* **Brief**:
The result should be every line that contains the word "placeholder", taken from the material.

------------------------

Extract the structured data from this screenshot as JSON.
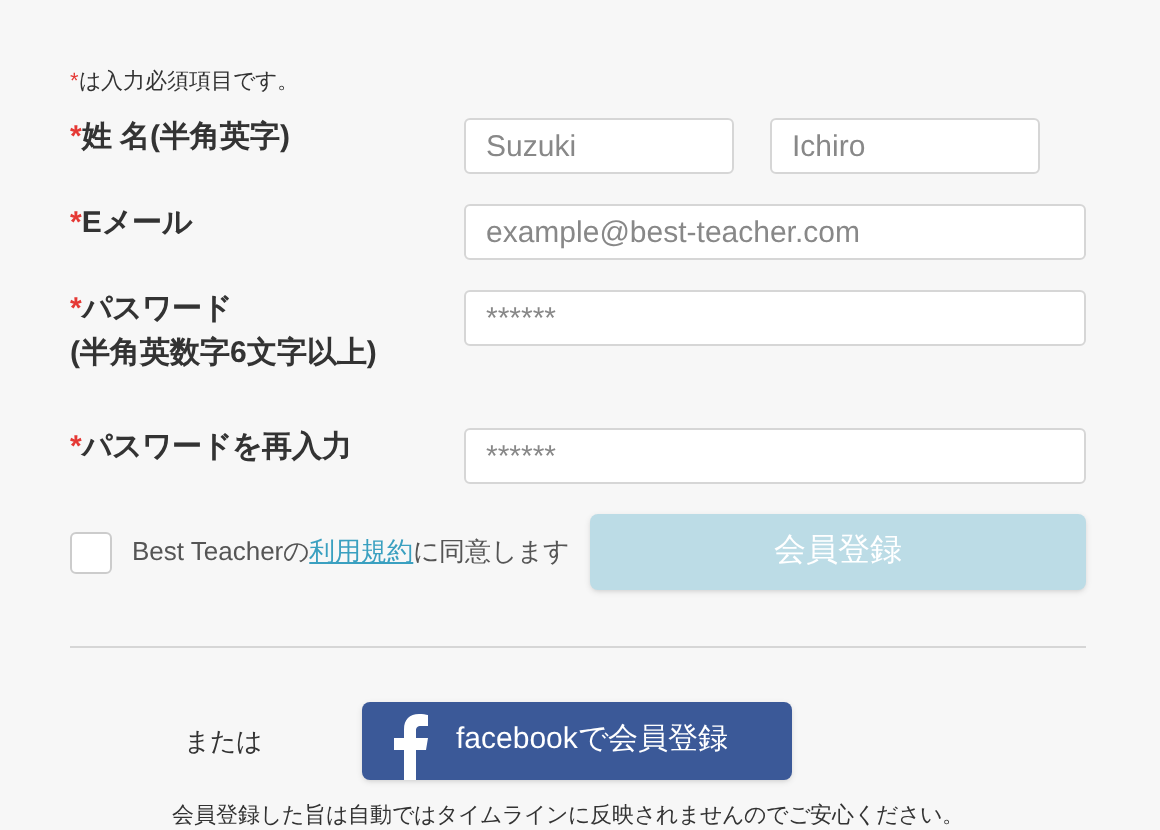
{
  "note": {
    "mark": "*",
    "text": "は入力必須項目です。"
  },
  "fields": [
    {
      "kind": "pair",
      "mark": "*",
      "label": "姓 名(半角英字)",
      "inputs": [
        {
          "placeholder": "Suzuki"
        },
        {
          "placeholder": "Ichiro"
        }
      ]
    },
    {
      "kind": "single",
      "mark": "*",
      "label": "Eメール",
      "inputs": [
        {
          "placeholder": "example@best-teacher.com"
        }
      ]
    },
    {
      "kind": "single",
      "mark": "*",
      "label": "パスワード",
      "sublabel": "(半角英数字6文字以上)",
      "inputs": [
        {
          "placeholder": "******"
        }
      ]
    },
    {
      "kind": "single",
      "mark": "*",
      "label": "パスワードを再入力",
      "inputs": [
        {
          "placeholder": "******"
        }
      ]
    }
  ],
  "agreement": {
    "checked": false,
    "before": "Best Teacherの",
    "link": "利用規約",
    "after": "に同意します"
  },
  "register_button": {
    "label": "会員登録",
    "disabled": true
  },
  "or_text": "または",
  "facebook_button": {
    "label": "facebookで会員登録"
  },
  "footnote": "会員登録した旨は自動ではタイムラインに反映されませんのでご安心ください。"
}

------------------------

* **Solution to the problem**:
          "placeholder": "Suzuki"
          "placeholder": "Ichiro"
          "placeholder": "example@best-teacher.com"
          "placeholder": "******"
          "placeholder": "******"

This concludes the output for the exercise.